As we walked across the Haetalgyo Bridge, I stopped for a moment to take it all in. The day was glorious and the mountain view spectacular. To the right was a small trickling waterfall, to the left a reflecting pool with a tiny island in the middle.
We walked toward the main worshipping hall and up 33 very steep steps. Mr. Park explained that there are many steps to enlightenment, but that we cannot hope to find it in this world. We can get close but, ultimately, enlightenment is found in another world.
Mr. Park later wrote that his heart was opened by his newfound friendships. It seemed to me as if his heart already was open since he was so willing to share his country’s culture and history with us. He seemed to anticipate my questions. In the front courtyard of the main hall were two pagodas. “They are quite beautiful, aren’t they?” he said, walking up from behind me. Dabotap represents elaborate splendor of the mundane (or seen) world and Seokgatap represents the beauty of the inner spirit. It was hard not to feel the balanced elegance standing between the two.

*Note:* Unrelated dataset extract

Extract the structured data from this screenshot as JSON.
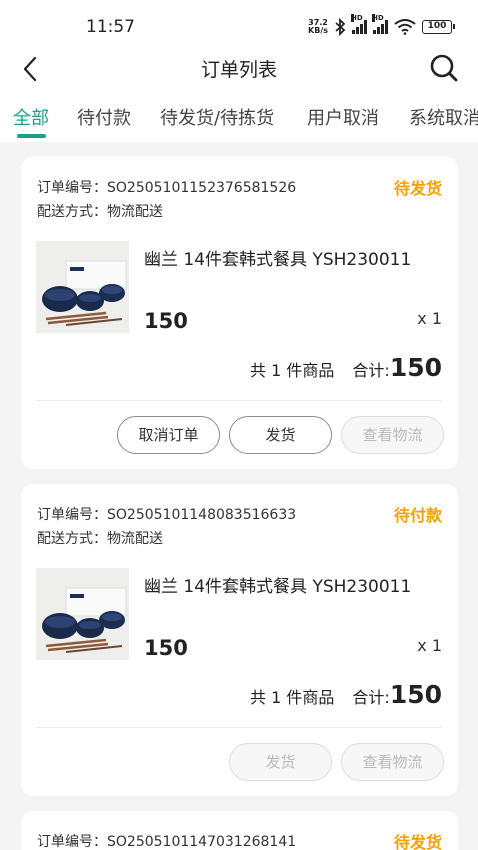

Greeting us inside the courtyard was the monk with the friendly face whose chosen name was “One Who Swallows Stars.” If ever I could figure out how to post photos on my blog, I’d share a beautiful one of him.
I chose to explore the vast temple on my own, walking in and out of many conversations. Occasionally one of my Korean friends would find me and explain another point of Buddhism. A group of us(from Korea, Taiwan, Cambodia and Indonesia) even offered a prayer to Buddha for peace.

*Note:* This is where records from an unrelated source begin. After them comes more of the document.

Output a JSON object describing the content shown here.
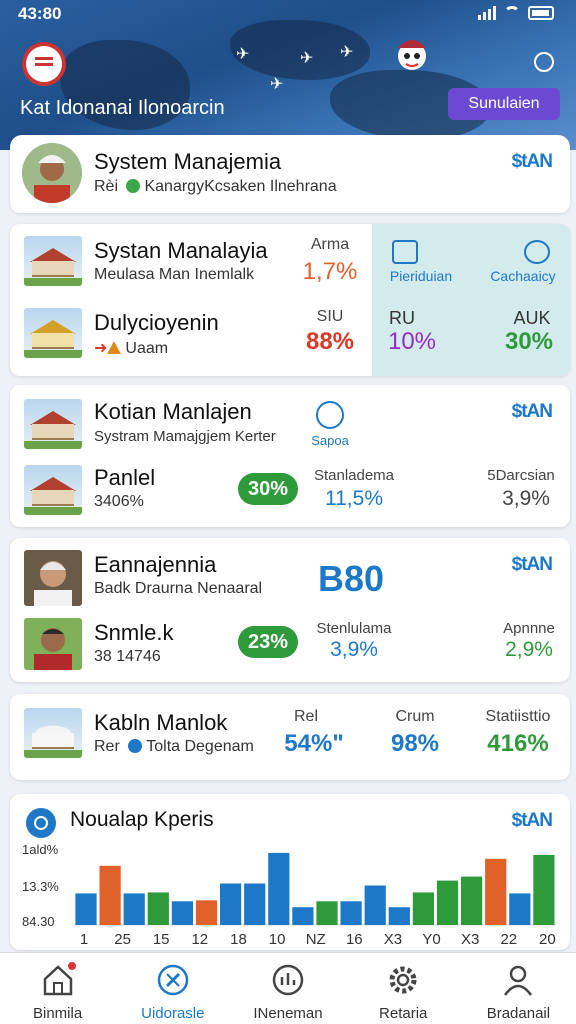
{
  "status": {
    "time": "43:80"
  },
  "header": {
    "title": "Kat Idonanai Ilonoarcin",
    "cta_label": "Sunulaien"
  },
  "profile_card": {
    "name": "System Manajemia",
    "sub_prefix": "Rèi",
    "sub_text": "KanargyKcsaken Ilnehrana",
    "tag": "$tAN"
  },
  "card2": {
    "row1": {
      "title": "Systan Manalayia",
      "sub": "Meulasa Man Inemlalk",
      "metric_label": "Arma",
      "metric_value": "1,7%"
    },
    "row2": {
      "title": "Dulycioyenin",
      "sub": "Uaam",
      "metric_label": "SIU",
      "metric_value": "88%"
    },
    "panel": {
      "left_label": "Pieriduian",
      "right_label": "Cachaaicy",
      "left_metric_label": "RU",
      "left_metric_value": "10%",
      "right_metric_label": "AUK",
      "right_metric_value": "30%"
    }
  },
  "card3": {
    "row1": {
      "title": "Kotian Manlajen",
      "sub": "Systram Mamajgjem Kerter",
      "icon_label": "Sapoa",
      "tag": "$tAN"
    },
    "row2": {
      "title": "Panlel",
      "sub": "3406%",
      "pill": "30%",
      "m1_label": "Stanladema",
      "m1_value": "11,5%",
      "m2_label": "5Darcsian",
      "m2_value": "3,9%"
    }
  },
  "card4": {
    "row1": {
      "title": "Eannajennia",
      "sub": "Badk Draurna Nenaaral",
      "big_value": "B80",
      "tag": "$tAN"
    },
    "row2": {
      "title": "Snmle.k",
      "sub": "38 14746",
      "pill": "23%",
      "m1_label": "Stenlulama",
      "m1_value": "3,9%",
      "m2_label": "Apnnne",
      "m2_value": "2,9%"
    }
  },
  "card5": {
    "title": "Kabln Manlok",
    "sub_prefix": "Rer",
    "sub_text": "Tolta Degenam",
    "m1_label": "Rel",
    "m1_value": "54%\"",
    "m2_label": "Crum",
    "m2_value": "98%",
    "m3_label": "Statiisttio",
    "m3_value": "416%"
  },
  "chart_card": {
    "title": "Noualap Kperis",
    "tag": "$tAN"
  },
  "colors": {
    "accent": "#1d78c8",
    "orange": "#e0622a",
    "green": "#2e9a3a",
    "purple": "#6b4ad1",
    "red": "#d83a2a"
  },
  "chart_data": {
    "type": "bar",
    "ytick_labels": [
      "1ald%",
      "13.3%",
      "84.30"
    ],
    "categories": [
      "1",
      "25",
      "15",
      "12",
      "18",
      "10",
      "NZ",
      "16",
      "X3",
      "Y0",
      "X3",
      "22",
      "20"
    ],
    "bars": [
      {
        "v": 32,
        "c": "blue"
      },
      {
        "v": 60,
        "c": "orange"
      },
      {
        "v": 32,
        "c": "blue"
      },
      {
        "v": 33,
        "c": "green"
      },
      {
        "v": 24,
        "c": "blue"
      },
      {
        "v": 25,
        "c": "orange"
      },
      {
        "v": 42,
        "c": "blue"
      },
      {
        "v": 42,
        "c": "blue"
      },
      {
        "v": 73,
        "c": "blue"
      },
      {
        "v": 18,
        "c": "blue"
      },
      {
        "v": 24,
        "c": "green"
      },
      {
        "v": 24,
        "c": "blue"
      },
      {
        "v": 40,
        "c": "blue"
      },
      {
        "v": 18,
        "c": "blue"
      },
      {
        "v": 33,
        "c": "green"
      },
      {
        "v": 45,
        "c": "green"
      },
      {
        "v": 49,
        "c": "green"
      },
      {
        "v": 67,
        "c": "orange"
      },
      {
        "v": 32,
        "c": "blue"
      },
      {
        "v": 71,
        "c": "green"
      }
    ],
    "ylim": [
      0,
      80
    ]
  },
  "tabs": [
    {
      "label": "Binmila",
      "icon": "home-icon"
    },
    {
      "label": "Uidorasle",
      "icon": "compass-icon"
    },
    {
      "label": "INeneman",
      "icon": "stats-icon"
    },
    {
      "label": "Retaria",
      "icon": "gear-icon"
    },
    {
      "label": "Bradanail",
      "icon": "user-icon"
    }
  ]
}
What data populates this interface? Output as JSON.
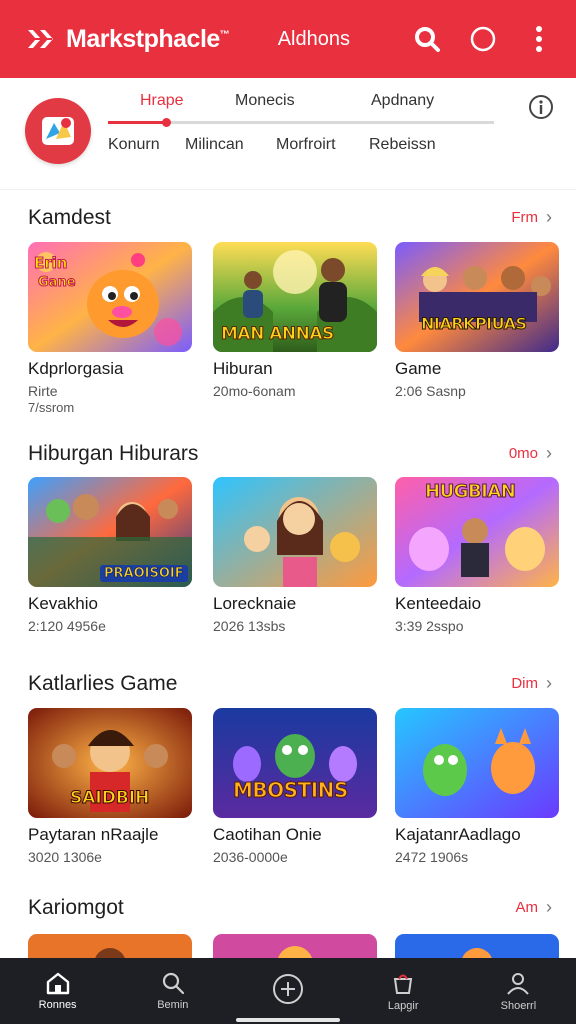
{
  "header": {
    "title": "Markstphacle",
    "trademark": "™",
    "link_label": "Aldhons",
    "bg_color": "#e8303f"
  },
  "subnav": {
    "tabs": [
      {
        "label": "Hrape",
        "active": true
      },
      {
        "label": "Monecis",
        "active": false
      },
      {
        "label": "Apdnany",
        "active": false
      }
    ],
    "tab_progress": 0.15,
    "filters": [
      "Konurn",
      "Milincan",
      "Morfroirt",
      "Rebeissn"
    ]
  },
  "sections": [
    {
      "title": "Kamdest",
      "more_label": "Frm",
      "cards": [
        {
          "title": "Kdprlorgasia",
          "sub": "Rirte",
          "sub2": "7/ssrom",
          "art": "mascot"
        },
        {
          "title": "Hiburan",
          "sub": "20mo-6onam",
          "art": "jungle",
          "banner": "MAN ANNAS"
        },
        {
          "title": "Game",
          "sub": "2:06 Sasnp",
          "art": "group",
          "banner": "NIARKPIUAS"
        }
      ]
    },
    {
      "title": "Hiburgan Hiburars",
      "more_label": "0mo",
      "cards": [
        {
          "title": "Kevakhio",
          "sub": "2:120 4956e",
          "art": "crowd",
          "banner": "PRAOISOIF"
        },
        {
          "title": "Lorecknaie",
          "sub": "2026 13sbs",
          "art": "kids",
          "banner": ""
        },
        {
          "title": "Kenteedaio",
          "sub": "3:39 2sspo",
          "art": "pets",
          "banner": "HUGBIAN"
        }
      ]
    },
    {
      "title": "Katlarlies Game",
      "more_label": "Dim",
      "cards": [
        {
          "title": "Paytaran nRaajle",
          "sub": "3020 1306e",
          "art": "heroes",
          "banner": "SAIDBIH"
        },
        {
          "title": "Caotihan Onie",
          "sub": "2036-0000e",
          "art": "monsters",
          "banner": "MBOSTINS"
        },
        {
          "title": "KajatanrAadlago",
          "sub": "2472 1906s",
          "art": "critters",
          "banner": ""
        }
      ]
    },
    {
      "title": "Kariomgot",
      "more_label": "Am",
      "cards": []
    }
  ],
  "bottom_nav": [
    {
      "label": "Ronnes",
      "icon": "home-icon",
      "active": true
    },
    {
      "label": "Bemin",
      "icon": "search-icon",
      "active": false
    },
    {
      "label": "",
      "icon": "add-circle-icon",
      "active": false
    },
    {
      "label": "Lapgir",
      "icon": "bag-icon",
      "active": false
    },
    {
      "label": "Shoerrl",
      "icon": "profile-icon",
      "active": false
    }
  ]
}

I slipped off my shoes and quietly walked inside a temple where the golden images of Buddha sat at the altar and the subtle smell of incense burned. We were not permitted to take photos once inside the worship hall and two highly efficient Korean women made sure we didn’t. There really was no need. It was a place you commit to memory more than capture on film. As we marveled at the centuries-old place of worship, a monk came in, unrolled his prayer mat and began his prostrations. I couldn’t help feeling a little as if I were intruding on something sacred, so I quietly slipped out and back into the courtyard.
I found Robert Leger (one of the many Catholics on the trip) carefully stacking rocks in a prayer garden situated in a shady side courtyard. These mini sculptures were each crafted in prayer and the hope is that the one whose sculpture stands will have his or her prayers answered. Similar to my beads it was occupying the hands with a task, while offering up a prayer.
Robert and I wandered over to the gift shop and perused the Buddhist artifacts. I can still see a painting of a beautiful Buddhist woman. I don’t know who she was or what relevance she had to the faith, if any, but her countenance was stunning. And then I found display after display of the wooden Buddhist prayer beads. I picked them up and rolled them through my fingers. They were larger than my worry beads and my rosary, but the effect was the same. I’m kicking myself now for not having bought them. Someone called my name for a group photo, the spell was broken and I never made my way back to that part of the temple.
Guess I’ll just have to return to get my beads.